What if dropping litter in the park was considered as taboo as smoking in indoor public places?
An opinion from Planet Earth Games Founder Chris Broadbent
Another lockdown bank holiday and another weekend of litter strewn across the country’s parks and beaches. London, Newcastle Nottingham, Sheffield and Widnes all hit the headlines for the wrong reasons for “litter-louts” going on “the rampage”.
So, what’s going on?
Littering is socially condemned. Do people tossing the rubbish care? Or just can’t be bothered to properly dispose their waste?
All surveys show that people – young and old – care about the environment more than ever before. It’s also well documented that most of the plastic the ends up in the ocean comes from the land. So, people care about the environment and understand the damage that litter can cause. It makes the increasingly familiar scenes so difficult to understand.

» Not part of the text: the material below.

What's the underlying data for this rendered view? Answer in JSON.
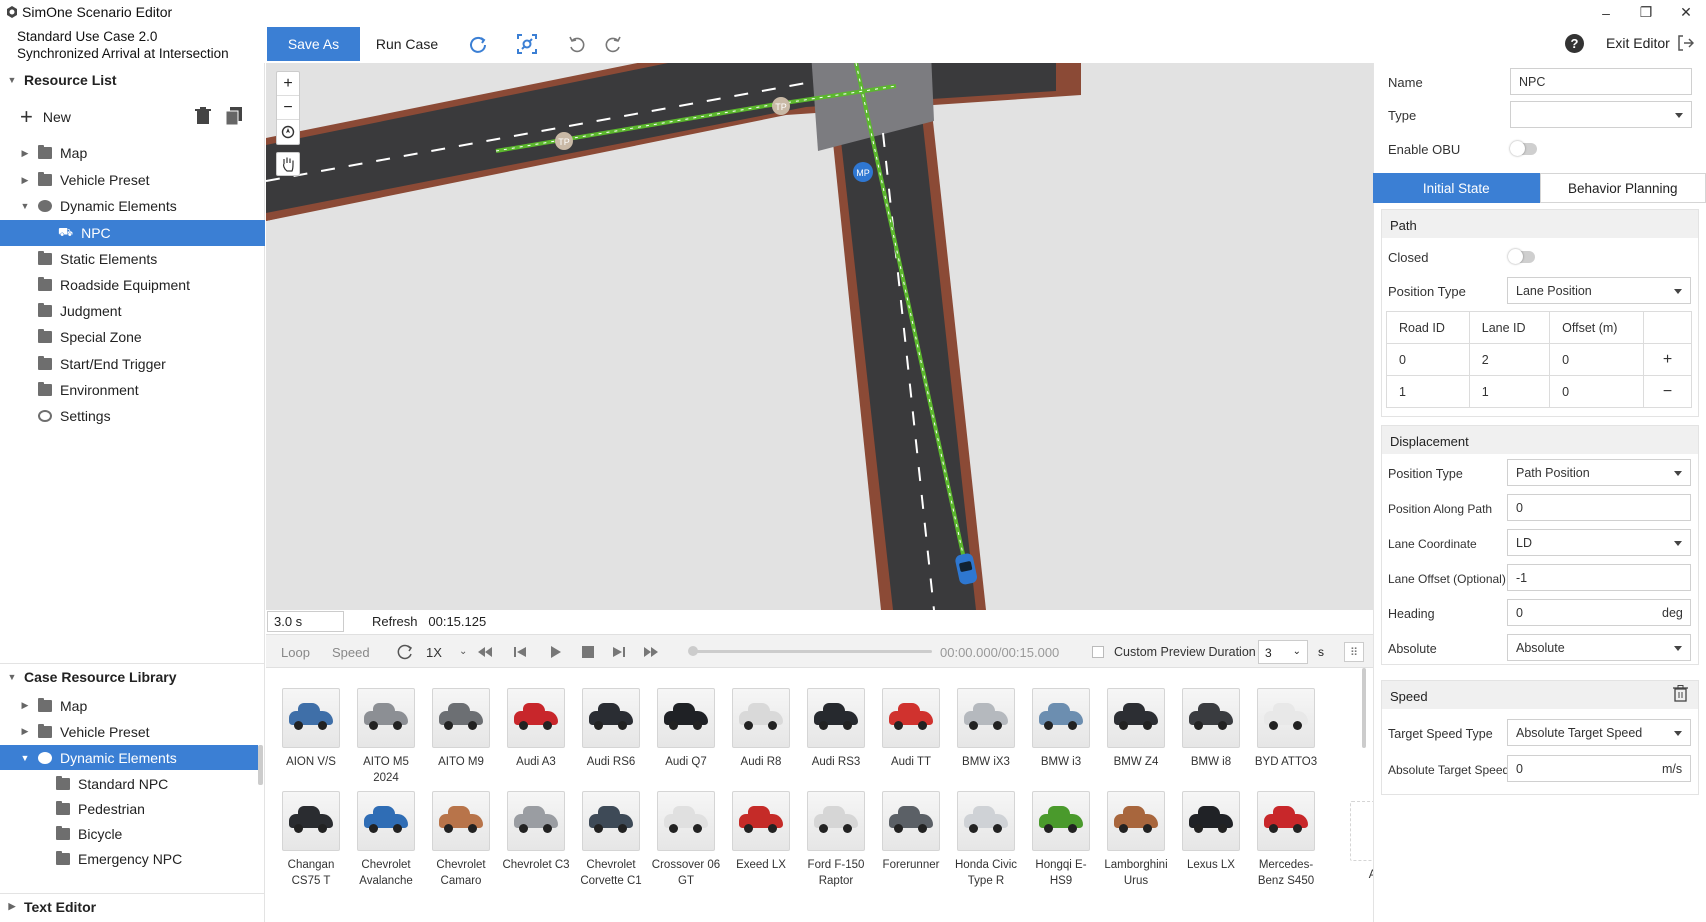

Is the scale of the litter a sign of a flawed national character? Are swathes of the public ultimately saying ‘Yes, we want the country to be more sustainable, but we are not willing to take responsibility for it.’?
If this is the case, it means we – organisations like Planet Earth Games who have a passion to act on climate change – have to work harder still instilling the cultural change required to drive behaviour change.
What are the solutions?
In order to change human behaviour, do we need legislation to drive the change? For over 30 years, littering has been a criminal offence with a fine of up to £2500. But how often is that enforced?
- Litter management?
Do we also need better litter management? Are councils properly equipping public areas with sufficient bins for litter? Alongside images of littered landscapes over the weekend were plenty of overflowing bins, showing at least some intent to dispose of rubbish properly. Not everywhere can rely upon the environmental ingenuity shown by Leeds student Jack Colmer.
- Reduction of unnecessary waste?
Can we stop at the source – is there isn’t unnecessary waste in your product then there isn’t a rubbish problem. There is far too much plastic packaging entering the consumer marketing, with an estimated 2.2 million tonnes in the UK per year – much of it in the food sector. Surely there is some bud-nipping that can be done to prevent the worst outcomes?
- A strong strategy
We need a stronger national strategy on littering. Yes, people must take responsibility, but the infrastructure must encourage people to make better choices. I think of the smoking ban as a model to follow.
Everyone knew that smoking was bad for them and much more likely to lead to severe life-threatening illness and premature death. But people still did it in their millions. The real step change came with the 2007 smoking ban, marking a cultural change that has driven down the number of smokers and smoking-related illnesses. Everyone knows that littering is bad for the environment. But people still do it in their thousands.
Littering needs its smoking ban moment.